Readers of the bestseller Mexican Gothic are sure to flock to Velvet Was the Night, the latest work by Silvia Moreno-Garcia. Her seventh novel is a masterful historical noir that delivers mystery, romance, and plenty of vintage tunes.
Set in 1971 Mexico City, the novel is prefaced by a confidential telegram issued by the United States Department of State. The telegram acknowledges the existence of the Hawks, a paramilitary group established in 1968 to control leftist and anti-government student protesters. What follows is Moreno-Garcia’s fictional account that blends together the lives of the Hawks, a student activist art collective, and Maite, a lonely secretary working in a law office.

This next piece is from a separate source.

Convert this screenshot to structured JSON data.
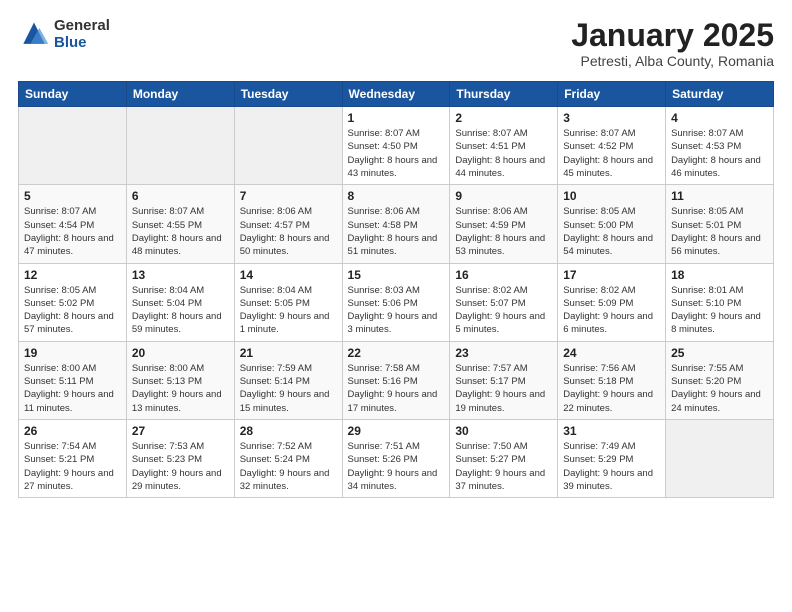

The plot centers around the disappearance of Leonora, a wealthy student activist, and the hunt undertaken to find her. Nearly everyone in the novel seeks Leonora for different reasons and thus their lives intersect. In a recent interview, Moreno-Garcia said she opted for noir because it’s a genre that doesn’t require a complex plot. Instead, it centers on the human condition. Her aim was to explore the political protests in Mexico through characters with distinct interests and perspectives.
The Hawks aren’t the only thugs in the novel. In fact, quite a few paramilitants surface as the search for Leonora escalates. Some groups are tied to the government while others have a more nebulous origin. What the government claims to fear are communists and students sympathetic to communist ideologies. The novel includes a Russian character named Arkady, who can’t so easily be labeled as either good or evil. That is the case for a handful of the characters in Velvet Was the Night. Moreno-Garcia understands that when placed in difficult situations, people’s decisions often surprise themselves and others.
The novel delivers tension and intrigue. It’s natural while reading to mentally leap ahead and try to figure out how things will end, what side will prevail. Some conclusions won’t surprise readers, but it’s likely some will. The web of lives in the novel is a fun tangle that only fully becomes clear at the end.
Readers who connect with Velvet Was the Night might expect the author’s other novels to be in the same vein. Moreno-Garcia is known for straddling different genres with each of her books and often decolonizing traditional stories. Her previous work has been categorized as sci-fi, fantasy, historical and speculative fiction, horror, and gothic. Moreno-Garcia is such a master storyteller that readers will likely find themselves following her into genres they would have normally shunned.
One of the author’s strongest skills is evoking moods. In Velvet Was the Night, it’s easy to be romanced and lulled into the coziness of Maite’s apartment as she listens to vinyl records. Music is a main character in the novel. It binds people together through a love of Elvis and romantic classics, but it’s also a political statement. Moreno-Garcia tells us in the afterword that her music playlist was deliberate and that in the 1960s the Mexican government approved “singing cafes” that would play “harmless covers of American songs.”
The mood of the novel isn’t created through music alone. As the evocative cover art suggests, several characters smoke cigarettes and they often find themselves smoking in the rain. Rain-streaked windows and the song “Blue Velvet” encapsulate the noir mood. The author strikes a stunning balance of tense, action scenes with mellow, interior scenes where characters are lonely or questioning their next move. Moreno-Garcia’s ability to end each chapter so deftly leaves the reader hungry for more, making Velvet Was the Night a quick, propulsive read.
About Silvia Moreno-Garcia
Silvia Moreno-Garcia is the author of the novels Velvet Was the Night, Mexican Gothic, Gods of Jade and Shadow, and a bunch of other books. She has also edited several anthologies, including the World Fantasy Award-winning She Walks in Shadows (a.k.a. Cthulhu’s Daughters).